Harry Eugene Gaylord

Harry Eugene Gaylord

Died November 20, 2006

Harry was born in DeLand, FL and prepared for Yale at Eustis High School there.

At Yale, Harry was a member of Davenport, majored in English and was active in the Political Union and WYBC. He was a leader of the Westminster Foundation and the Council of the Yale Christian Community as well as a deacon of Battell Chapel.

Harry obtained his Masters from New York University in 1967 and his Ph.D. in Theology from Hebrew University in Jerusalem.

Dr. Gaylord was later a Professor of Theology at the University of Leiden and the University of Groningen, both in the Netherlands.
It was reported in 1974 that the Rev. Dr. Harry E. Gaylord was executive editor of Compendia Rerum Iudaicarum Ad Novum Testamentum (Compendia on the Jewish Background to the New Testament). This work, intended to cover 10 volumes, the first of which, The Jewish People In The First Century, had just been co-published in Amsterdam by Van Gorcum and Company, and in Philadelphia by the Fortress Press. This project was described as the most comprehensive analysis ever attempted of the history, culture, social and political life, theological concepts and inter-relationships between the Jewish and Christian communities of the first two centuries of the present era. It was done in conjunction with a study of the implications of these findings for modern Jewish-Christian relations by an international group of renowned scholars. Sponsors of the project included the Vatican Secretariat for the Promotion of Christian Unity, the World Council of Churches, the Dutch Reformed Church, the Netherlands Organization for the Advancement of Pure Research, the Prince Bernhard Fund and the Evangelical Church of the Rhineland.
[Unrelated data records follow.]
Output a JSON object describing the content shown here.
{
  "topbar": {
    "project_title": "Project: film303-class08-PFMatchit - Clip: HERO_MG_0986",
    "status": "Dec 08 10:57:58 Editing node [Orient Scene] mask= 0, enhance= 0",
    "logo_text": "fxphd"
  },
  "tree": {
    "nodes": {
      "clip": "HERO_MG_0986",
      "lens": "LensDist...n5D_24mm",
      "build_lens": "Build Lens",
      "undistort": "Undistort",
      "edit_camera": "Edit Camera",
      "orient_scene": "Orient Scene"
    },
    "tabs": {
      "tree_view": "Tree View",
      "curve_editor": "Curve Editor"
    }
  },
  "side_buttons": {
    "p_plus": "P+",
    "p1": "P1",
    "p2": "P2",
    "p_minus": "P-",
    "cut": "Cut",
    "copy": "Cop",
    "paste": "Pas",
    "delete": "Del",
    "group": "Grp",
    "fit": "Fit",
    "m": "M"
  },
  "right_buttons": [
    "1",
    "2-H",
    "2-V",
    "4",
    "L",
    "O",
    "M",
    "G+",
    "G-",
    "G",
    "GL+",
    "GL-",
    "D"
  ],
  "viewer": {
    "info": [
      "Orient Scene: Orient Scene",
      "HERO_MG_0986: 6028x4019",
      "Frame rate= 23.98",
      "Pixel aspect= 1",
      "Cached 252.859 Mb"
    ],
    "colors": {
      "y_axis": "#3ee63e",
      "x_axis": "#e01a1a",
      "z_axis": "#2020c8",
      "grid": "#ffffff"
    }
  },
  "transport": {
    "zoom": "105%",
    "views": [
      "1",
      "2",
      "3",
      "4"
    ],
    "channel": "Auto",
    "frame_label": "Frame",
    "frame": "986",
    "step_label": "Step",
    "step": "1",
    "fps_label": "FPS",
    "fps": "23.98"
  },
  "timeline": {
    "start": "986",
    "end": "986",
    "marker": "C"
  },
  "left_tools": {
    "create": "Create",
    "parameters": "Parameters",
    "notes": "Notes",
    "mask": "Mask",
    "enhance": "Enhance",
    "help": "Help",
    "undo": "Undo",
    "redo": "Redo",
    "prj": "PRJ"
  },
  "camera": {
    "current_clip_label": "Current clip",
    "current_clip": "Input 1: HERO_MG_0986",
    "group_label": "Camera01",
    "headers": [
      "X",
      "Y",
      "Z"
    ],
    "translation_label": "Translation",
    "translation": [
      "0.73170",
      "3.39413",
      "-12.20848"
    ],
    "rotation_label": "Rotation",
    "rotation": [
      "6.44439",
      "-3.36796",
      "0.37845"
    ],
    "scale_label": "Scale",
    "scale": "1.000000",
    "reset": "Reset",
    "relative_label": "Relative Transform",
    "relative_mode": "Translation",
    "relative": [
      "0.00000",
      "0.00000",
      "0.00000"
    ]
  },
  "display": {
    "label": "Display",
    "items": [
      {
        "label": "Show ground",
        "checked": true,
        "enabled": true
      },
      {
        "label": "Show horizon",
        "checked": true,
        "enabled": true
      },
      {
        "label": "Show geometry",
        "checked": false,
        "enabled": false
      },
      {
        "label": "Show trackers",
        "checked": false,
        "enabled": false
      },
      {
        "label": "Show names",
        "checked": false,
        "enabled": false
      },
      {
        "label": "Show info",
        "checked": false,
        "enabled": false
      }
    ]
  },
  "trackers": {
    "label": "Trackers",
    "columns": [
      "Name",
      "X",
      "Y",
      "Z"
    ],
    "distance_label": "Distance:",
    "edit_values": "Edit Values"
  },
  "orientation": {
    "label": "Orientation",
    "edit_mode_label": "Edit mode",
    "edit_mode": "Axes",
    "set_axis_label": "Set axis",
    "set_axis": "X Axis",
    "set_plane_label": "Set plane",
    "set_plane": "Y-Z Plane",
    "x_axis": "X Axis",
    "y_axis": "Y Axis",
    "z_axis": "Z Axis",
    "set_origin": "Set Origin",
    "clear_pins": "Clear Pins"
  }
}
In 1997 Harry retired to Durham, England where he became an Honorary Fellow of the Theological Department at the University of Durham in the United Kingdom.

Harry died November 20, 2006, survived by his wife, Alexandra, whom he married on New Year’s Eve,1977, and by two children, Benjamin Gould and Tamer Crosby Adamowicz.

Dodd Fischer remembers: Harry was a noble man, always considerate, who studied religion and earned his Ph.D., and contributed in many ways to mankind, in the U.S., then overseas, finally settling in Durham, England, where he died, disheartened.

William Patton remembers: Harry lived in the same entry way in Davenport. He was among the most sociable people I ever knew. He sat every evening in a big armchair near the corridor with his door open so that anyone going upstairs would look in. Quick greetings usually turned into long conversations.